→ Task details:
Where in the data below does the word "icon" appear? Copy every line that has it.

(Interface dataset entries)

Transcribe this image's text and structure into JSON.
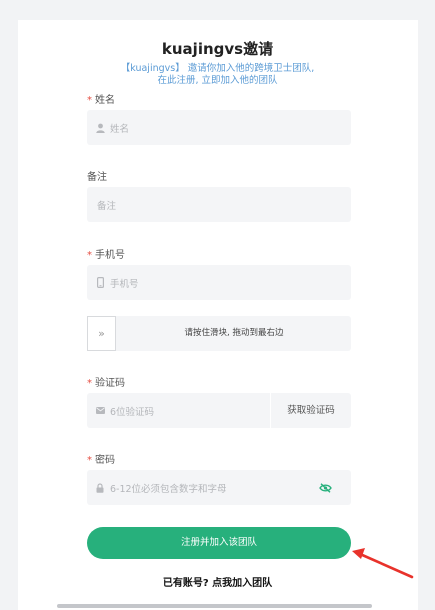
{
  "header": {
    "title": "kuajingvs邀请",
    "subtitle_line1": "【kuajingvs】 邀请你加入他的跨境卫士团队,",
    "subtitle_line2": "在此注册, 立即加入他的团队"
  },
  "form": {
    "required_mark": "*",
    "name": {
      "label": "姓名",
      "placeholder": "姓名",
      "icon": "user-icon"
    },
    "remark": {
      "label": "备注",
      "placeholder": "备注"
    },
    "phone": {
      "label": "手机号",
      "placeholder": "手机号",
      "icon": "mobile-icon"
    },
    "slider": {
      "text": "请按住滑块, 拖动到最右边",
      "handle_glyph": "»"
    },
    "code": {
      "label": "验证码",
      "placeholder": "6位验证码",
      "button": "获取验证码",
      "icon": "mail-icon"
    },
    "password": {
      "label": "密码",
      "placeholder": "6-12位必须包含数字和字母",
      "icon": "lock-icon",
      "toggle_icon": "eye-off-icon"
    },
    "submit": "注册并加入该团队",
    "login_link": "已有账号? 点我加入团队"
  },
  "colors": {
    "primary": "#27b07c",
    "required": "#e54d42",
    "subtitle": "#5b9bd5",
    "annotation": "#e8322b"
  }
}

→ Answer for the task:
      "icon": "user-icon"
      "icon": "mobile-icon"
      "icon": "mail-icon"
      "icon": "lock-icon",
      "toggle_icon": "eye-off-icon"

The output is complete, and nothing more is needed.